Currently solid-state lighting is the state-of-the-art favorite application for managing light more efficiently through energy-management controls. The technology is fantastic, the improvements dramatic, and the uses seem almost unlimited. However, the entry of solid-state technology in lighting has not been without its drawbacks. First and foremost, the lighting industry has seen itself as a commodity for decades.
The market for control ICs is crowded with hundreds of parts from many semiconductor companies, usually without much differentiation. The LED lighting power supply market is also very crowded and competitive, and also provides little differentiation. The new types of differentiation may come in the form of sophisticated wireless control technology, such as Bluetooth and or Wi-Fi connectivity, with or without DALI interface capability. This allows individual lamps or fixtures to control light output, on-off or dim or sometimes color temperature of the light output, from a phone, computer or router that is part of the IoT.
Commercial retail stores re looking to modulate light as a way of pushing location-based communications to customers. For example, a phone app for a retailer can pick up location-based information from the modulation of the solid-state lighting and can tell if the customer is located in the cosmetics isle so they can push a bar coded coupon for 30% off a product to them. This is no longer a commodity and it comes out of a different (larger) budget than the lighting for the store.
One side of the lighting market is a race to the bottom and in other niches it’s all about adding features and functionality. As we replace electrical products with sophisticated electronics we are learning that transients and surges, which were no threat to electrical lamps and magnetic ballasts, are now able to easily destroy sensitive electronics – especially sensitive are ones that have been highly cost reduced to take out that expensive protection!
This has led to some great protection devices from companies such as Littelfuse with their LSP10xxx series that protects from lightning strikes. In applications where repair and downtime are expensive such protection is highly desirable. There is still innovation to be had in the area of thermal management of the fixtures and lamps themselves.
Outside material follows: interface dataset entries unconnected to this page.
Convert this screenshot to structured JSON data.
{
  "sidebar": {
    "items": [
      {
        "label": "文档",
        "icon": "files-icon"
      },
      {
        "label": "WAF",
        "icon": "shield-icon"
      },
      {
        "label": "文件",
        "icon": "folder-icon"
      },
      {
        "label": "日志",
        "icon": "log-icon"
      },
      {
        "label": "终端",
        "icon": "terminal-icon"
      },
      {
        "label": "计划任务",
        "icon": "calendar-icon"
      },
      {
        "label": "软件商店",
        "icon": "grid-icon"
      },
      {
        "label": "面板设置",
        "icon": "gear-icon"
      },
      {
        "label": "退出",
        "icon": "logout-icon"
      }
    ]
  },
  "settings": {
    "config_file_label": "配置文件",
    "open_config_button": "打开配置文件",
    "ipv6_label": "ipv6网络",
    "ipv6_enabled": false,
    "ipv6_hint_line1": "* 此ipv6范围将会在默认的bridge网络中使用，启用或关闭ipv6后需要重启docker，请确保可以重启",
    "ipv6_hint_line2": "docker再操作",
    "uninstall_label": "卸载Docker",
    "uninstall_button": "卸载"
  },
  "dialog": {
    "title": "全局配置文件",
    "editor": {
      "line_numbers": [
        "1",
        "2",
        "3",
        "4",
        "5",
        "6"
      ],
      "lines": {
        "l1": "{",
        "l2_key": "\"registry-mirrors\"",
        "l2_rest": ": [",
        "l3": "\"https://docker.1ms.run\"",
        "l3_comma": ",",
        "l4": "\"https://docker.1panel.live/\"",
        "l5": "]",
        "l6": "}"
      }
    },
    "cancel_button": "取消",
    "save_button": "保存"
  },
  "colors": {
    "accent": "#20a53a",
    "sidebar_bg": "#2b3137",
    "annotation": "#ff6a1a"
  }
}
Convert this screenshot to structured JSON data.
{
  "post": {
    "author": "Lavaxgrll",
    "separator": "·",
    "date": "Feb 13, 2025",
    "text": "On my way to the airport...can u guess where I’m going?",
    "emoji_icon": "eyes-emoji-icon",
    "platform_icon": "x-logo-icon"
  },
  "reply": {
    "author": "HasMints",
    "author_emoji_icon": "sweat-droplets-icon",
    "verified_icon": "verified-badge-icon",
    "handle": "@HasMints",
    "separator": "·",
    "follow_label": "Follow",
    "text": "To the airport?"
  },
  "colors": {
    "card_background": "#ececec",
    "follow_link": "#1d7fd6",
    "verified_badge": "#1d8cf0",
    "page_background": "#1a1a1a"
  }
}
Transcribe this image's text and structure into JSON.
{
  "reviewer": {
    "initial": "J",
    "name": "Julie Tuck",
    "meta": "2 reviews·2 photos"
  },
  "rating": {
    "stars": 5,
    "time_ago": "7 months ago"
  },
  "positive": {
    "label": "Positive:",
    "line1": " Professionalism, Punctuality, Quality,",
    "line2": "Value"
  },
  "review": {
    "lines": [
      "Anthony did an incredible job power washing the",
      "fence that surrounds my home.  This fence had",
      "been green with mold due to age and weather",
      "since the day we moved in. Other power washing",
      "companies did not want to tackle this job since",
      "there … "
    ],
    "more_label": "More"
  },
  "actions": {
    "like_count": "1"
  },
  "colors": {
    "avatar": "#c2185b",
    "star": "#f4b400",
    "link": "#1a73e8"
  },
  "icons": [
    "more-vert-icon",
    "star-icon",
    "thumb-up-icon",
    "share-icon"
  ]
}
I believe we are in the realistic phase of the adoption of LED lighting in actual productive applications, which are new and varied. The market will continue to grow with pockets of profitability; the market has many of the same attributes as the consumer electronics market – you have to have the latest technology at the best price and keep up with the innovation, the market is brutal so make sure you have what it takes to compete.